Introduction to Games Design – Character Design

Character Design is clearly a very important skill in a Games Designer’s toolkit. Characters in games drive the story, whether for good or for bad. This makes designing a good character of paramount importance.

We spent a session discussing this at a little bit more length. One of the things that we touched on was how a lot of male characters are created so similarly, especially of games within specific genres (Action, Sci-fi etc…). My tutor referred to this as the “Vin Diesel Approach” (not a technical term) as all the characters in the example looked like Vin Diesel.

The Vin Diesel Approach (Images courtesy of IGN)

The Vin Diesel Approach (Images courtesy of IGN)

One reason why this is fairly common place in these games is that providing the player with a bland character allows the player to more easily project themselves onto the player. However, I do not believe this is necessarily the best way to create a character, as it does not make you feel any sort of empathy with the character. It does not allow you to understand the character, which can create issues with player immersion.

This can also be seen in female characters. However, with female characters, it’s more common to see them over-sexualised (Lara Croft, Tifa Lockhart, Oerba Dia Vanille for example). This can be put down to a number of different reasons, and it can be argued that we’re starting to move away from this to some extent.

I believe the main reason this is the case is because video games in the past have been predominantly a male past time. Female characters were seen at one point as a way of injecting sex appeal into a game. However, more and more girls are getting involved not just with the playing of the games but the making of them. As time goes on, I fully expect female characters to be represented much differently.

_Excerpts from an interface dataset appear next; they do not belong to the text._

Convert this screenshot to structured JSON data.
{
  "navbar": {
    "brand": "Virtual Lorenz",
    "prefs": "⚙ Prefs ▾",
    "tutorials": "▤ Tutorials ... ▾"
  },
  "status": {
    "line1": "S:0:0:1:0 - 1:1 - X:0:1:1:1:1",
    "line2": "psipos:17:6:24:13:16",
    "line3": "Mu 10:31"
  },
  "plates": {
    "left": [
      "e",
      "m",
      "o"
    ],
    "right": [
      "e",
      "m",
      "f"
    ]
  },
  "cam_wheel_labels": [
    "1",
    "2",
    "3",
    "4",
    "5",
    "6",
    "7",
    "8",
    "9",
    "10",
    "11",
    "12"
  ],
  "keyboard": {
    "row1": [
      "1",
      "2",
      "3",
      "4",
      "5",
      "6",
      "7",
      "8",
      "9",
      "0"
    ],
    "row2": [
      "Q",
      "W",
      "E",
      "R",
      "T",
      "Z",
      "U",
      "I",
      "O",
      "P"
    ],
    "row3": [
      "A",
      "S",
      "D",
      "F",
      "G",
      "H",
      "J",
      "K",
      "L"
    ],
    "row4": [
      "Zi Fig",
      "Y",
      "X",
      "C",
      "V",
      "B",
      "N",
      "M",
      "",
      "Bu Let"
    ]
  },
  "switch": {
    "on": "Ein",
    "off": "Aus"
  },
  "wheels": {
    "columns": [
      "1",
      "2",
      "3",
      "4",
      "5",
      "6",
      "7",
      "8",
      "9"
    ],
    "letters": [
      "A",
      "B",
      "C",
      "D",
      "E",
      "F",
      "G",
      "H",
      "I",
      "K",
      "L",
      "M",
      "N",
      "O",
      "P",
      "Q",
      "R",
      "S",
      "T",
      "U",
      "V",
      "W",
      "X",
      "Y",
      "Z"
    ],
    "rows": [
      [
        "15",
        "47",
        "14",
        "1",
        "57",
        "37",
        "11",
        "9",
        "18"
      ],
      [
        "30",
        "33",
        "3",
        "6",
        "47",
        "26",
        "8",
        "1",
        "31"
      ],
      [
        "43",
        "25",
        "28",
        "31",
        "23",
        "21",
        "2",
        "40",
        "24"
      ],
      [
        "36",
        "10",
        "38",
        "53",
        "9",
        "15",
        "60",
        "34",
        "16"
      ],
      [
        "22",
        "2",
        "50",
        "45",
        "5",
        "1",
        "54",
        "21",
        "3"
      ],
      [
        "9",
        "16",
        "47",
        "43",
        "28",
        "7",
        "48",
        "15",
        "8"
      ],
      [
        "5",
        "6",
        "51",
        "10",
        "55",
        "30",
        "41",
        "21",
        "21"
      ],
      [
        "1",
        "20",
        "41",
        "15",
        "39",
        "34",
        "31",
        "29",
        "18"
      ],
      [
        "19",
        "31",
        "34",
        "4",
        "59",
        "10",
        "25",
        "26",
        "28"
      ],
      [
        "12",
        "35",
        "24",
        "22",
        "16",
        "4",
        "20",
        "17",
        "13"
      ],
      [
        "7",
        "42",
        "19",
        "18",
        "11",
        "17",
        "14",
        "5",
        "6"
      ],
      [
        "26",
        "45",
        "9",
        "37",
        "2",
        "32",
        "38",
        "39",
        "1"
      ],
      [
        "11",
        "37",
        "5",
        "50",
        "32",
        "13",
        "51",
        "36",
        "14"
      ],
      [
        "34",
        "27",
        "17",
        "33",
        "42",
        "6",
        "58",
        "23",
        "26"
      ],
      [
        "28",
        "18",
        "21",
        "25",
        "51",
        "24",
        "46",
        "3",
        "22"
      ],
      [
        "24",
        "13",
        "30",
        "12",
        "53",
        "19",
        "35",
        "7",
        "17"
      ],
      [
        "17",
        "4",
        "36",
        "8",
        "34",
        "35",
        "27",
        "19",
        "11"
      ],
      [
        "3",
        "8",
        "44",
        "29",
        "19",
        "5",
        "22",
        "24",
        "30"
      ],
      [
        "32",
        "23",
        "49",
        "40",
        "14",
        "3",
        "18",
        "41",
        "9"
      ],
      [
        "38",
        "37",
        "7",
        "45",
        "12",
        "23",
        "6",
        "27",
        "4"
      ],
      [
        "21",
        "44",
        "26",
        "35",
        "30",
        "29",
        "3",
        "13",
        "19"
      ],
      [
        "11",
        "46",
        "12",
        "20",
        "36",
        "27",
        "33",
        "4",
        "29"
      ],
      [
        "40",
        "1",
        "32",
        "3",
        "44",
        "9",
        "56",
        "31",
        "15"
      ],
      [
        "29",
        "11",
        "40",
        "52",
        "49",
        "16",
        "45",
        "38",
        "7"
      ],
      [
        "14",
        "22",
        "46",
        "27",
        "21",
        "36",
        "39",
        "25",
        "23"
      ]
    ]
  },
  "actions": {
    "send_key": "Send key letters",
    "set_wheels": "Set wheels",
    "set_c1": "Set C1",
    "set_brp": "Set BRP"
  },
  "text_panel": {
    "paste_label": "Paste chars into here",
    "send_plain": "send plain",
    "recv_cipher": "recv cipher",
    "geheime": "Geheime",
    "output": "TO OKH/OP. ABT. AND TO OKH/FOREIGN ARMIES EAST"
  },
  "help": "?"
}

With all these things in mind, it’s clear to see that if you want to create an original, memorable character, it’s important to really get the basics right. This can be achieved in character design by creating a character design document. These documents can quite often be huge, but what you will often find is that the person who has created this document will literally document everything about the character, even if the game does not touch on it.

For example, if a character has a scar on his face, the game may not neccesarily allude to this during the game, but the designer will know exactly how, where and why the character got the scar, and will explain this in this document.

A good character design template can be found here. I intend to expand on this by creating a character of my own and posting it here on my blog.

This entry was posted in Character Design, Introduction to Games Design and tagged , . Bookmark the permalink.

Leave a Reply

Fill in your details below or click an icon to log in: Logo

You are commenting using your account. Log Out / Change )

Twitter picture

You are commenting using your Twitter account. Log Out / Change )

Facebook photo

You are commenting using your Facebook account. Log Out / Change )

Google+ photo

You are commenting using your Google+ account. Log Out / Change )

Connecting to %s